### EXERCISE AIM
In your copy of the data, keep every word exact and include no pictures.
SUPPLIED INFORMATION: Begin
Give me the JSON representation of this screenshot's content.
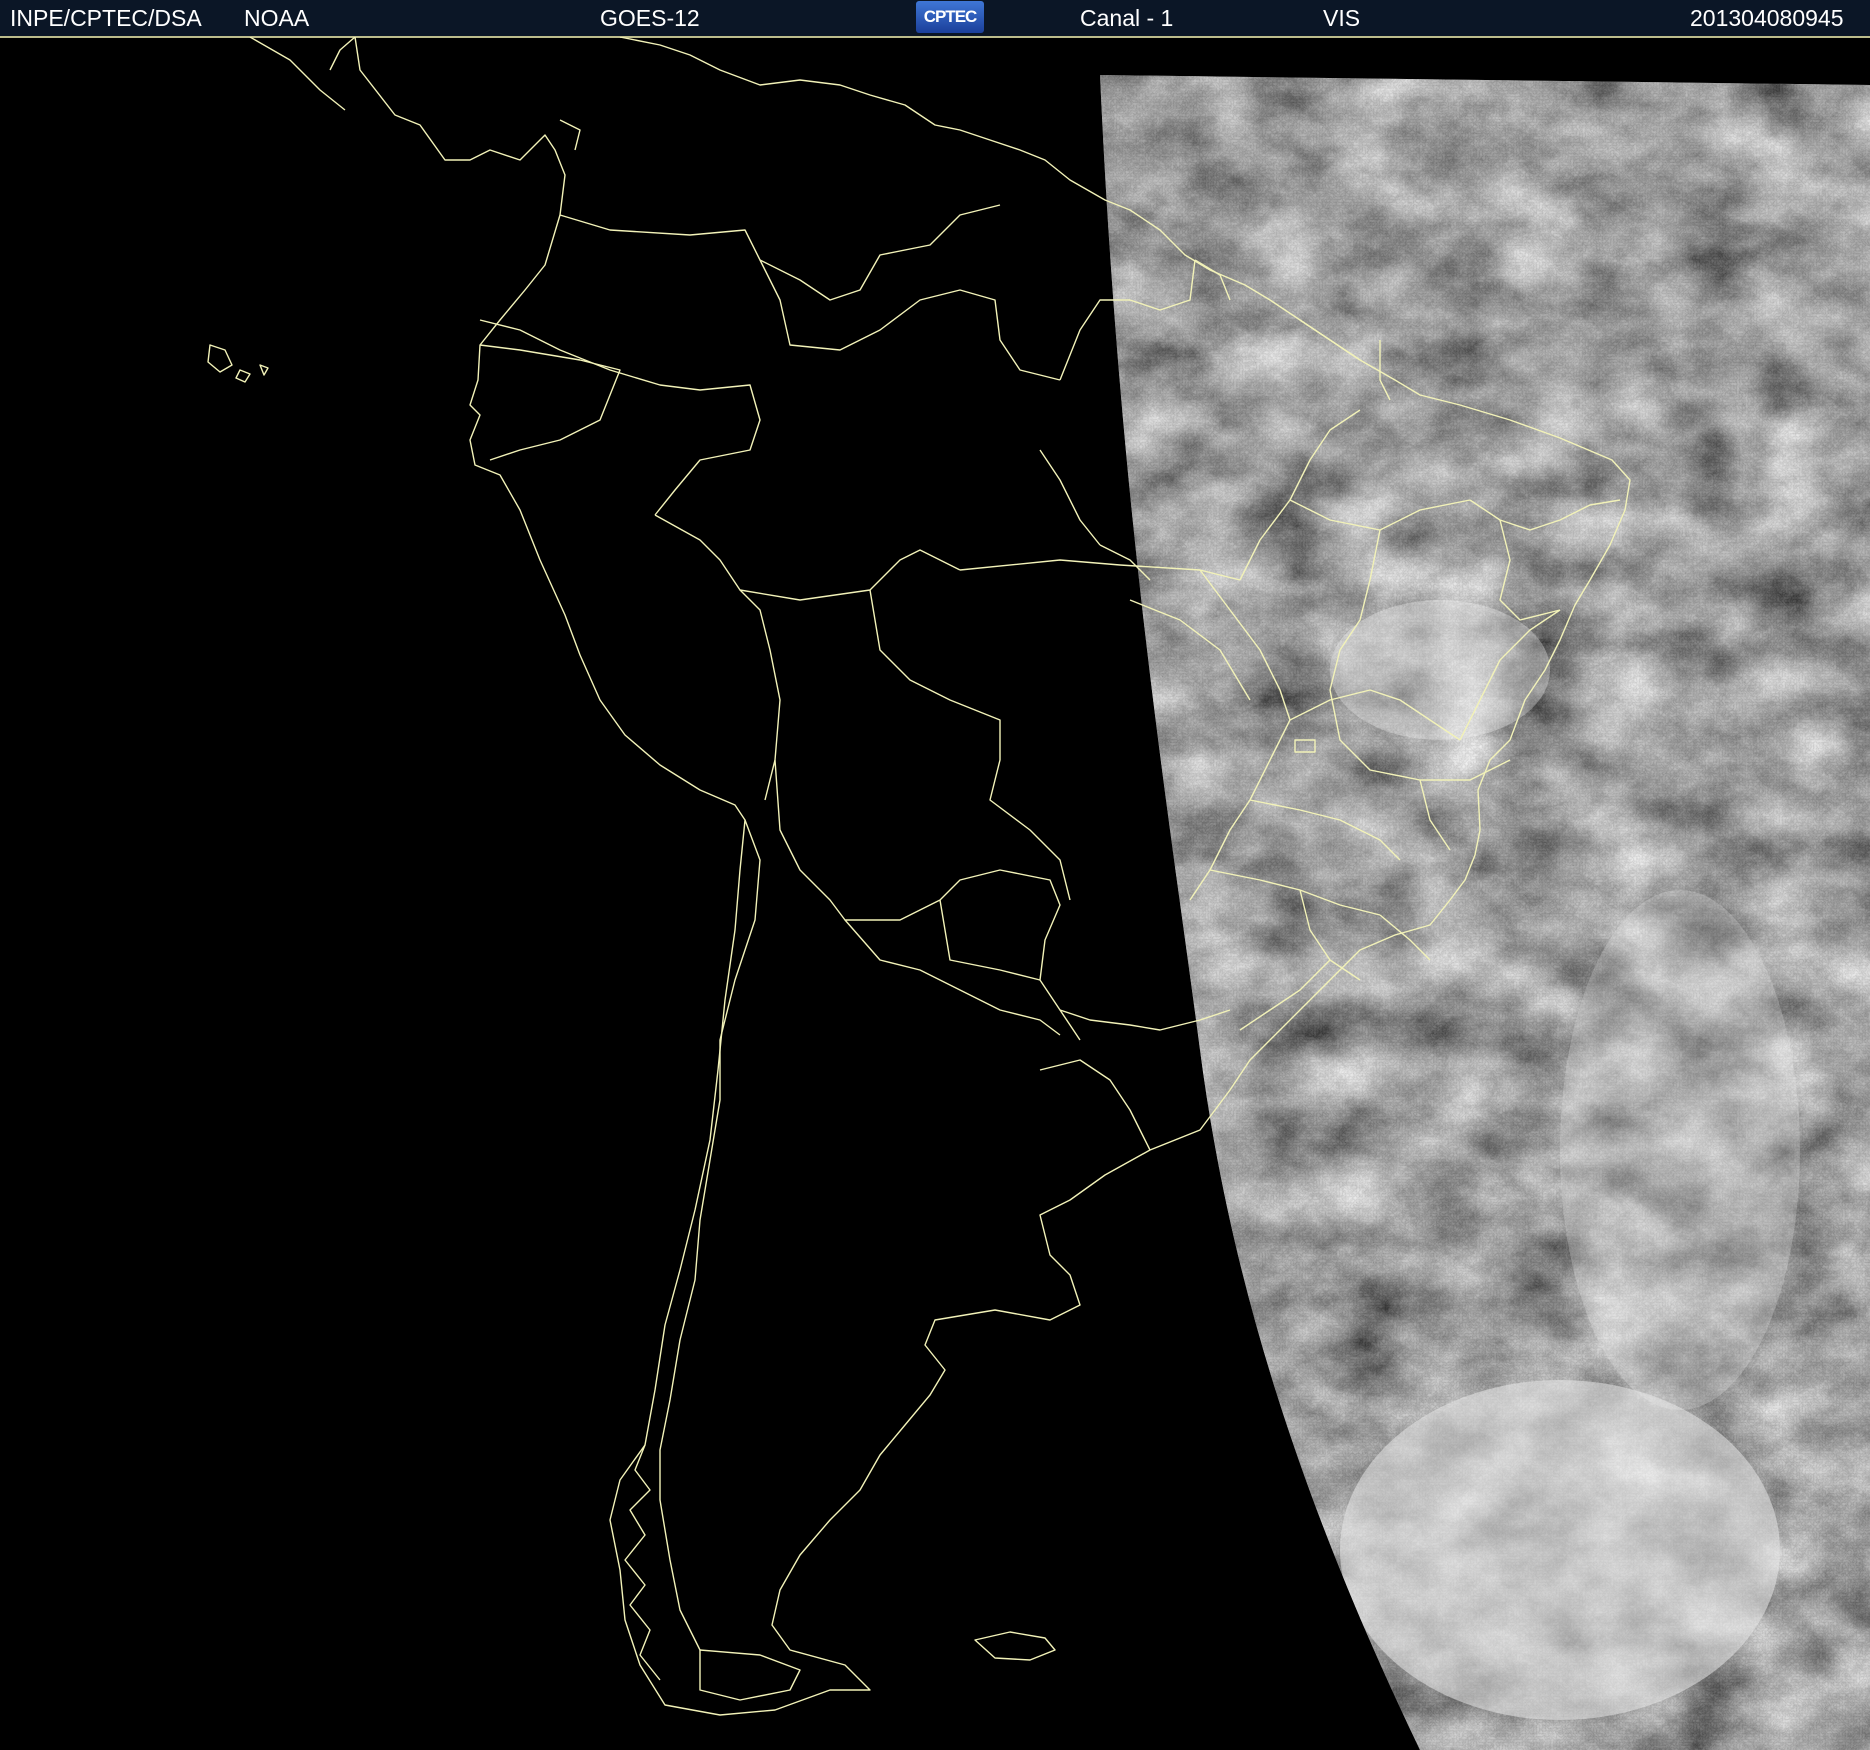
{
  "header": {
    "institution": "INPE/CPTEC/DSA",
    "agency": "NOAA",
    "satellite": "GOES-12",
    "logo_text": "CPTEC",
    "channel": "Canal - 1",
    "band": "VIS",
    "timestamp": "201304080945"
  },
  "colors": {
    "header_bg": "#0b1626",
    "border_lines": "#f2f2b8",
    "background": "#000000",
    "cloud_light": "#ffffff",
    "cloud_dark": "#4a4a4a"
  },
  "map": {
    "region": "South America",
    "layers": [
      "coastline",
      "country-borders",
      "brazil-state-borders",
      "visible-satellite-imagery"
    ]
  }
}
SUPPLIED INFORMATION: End
### WRITTEN ANSWER
Give me the JSON representation of this screenshot's content.
{
  "header": {
    "institution": "INPE/CPTEC/DSA",
    "agency": "NOAA",
    "satellite": "GOES-12",
    "logo_text": "CPTEC",
    "channel": "Canal - 1",
    "band": "VIS",
    "timestamp": "201304080945"
  },
  "colors": {
    "header_bg": "#0b1626",
    "border_lines": "#f2f2b8",
    "background": "#000000",
    "cloud_light": "#ffffff",
    "cloud_dark": "#4a4a4a"
  },
  "map": {
    "region": "South America",
    "layers": [
      "coastline",
      "country-borders",
      "brazil-state-borders",
      "visible-satellite-imagery"
    ]
  }
}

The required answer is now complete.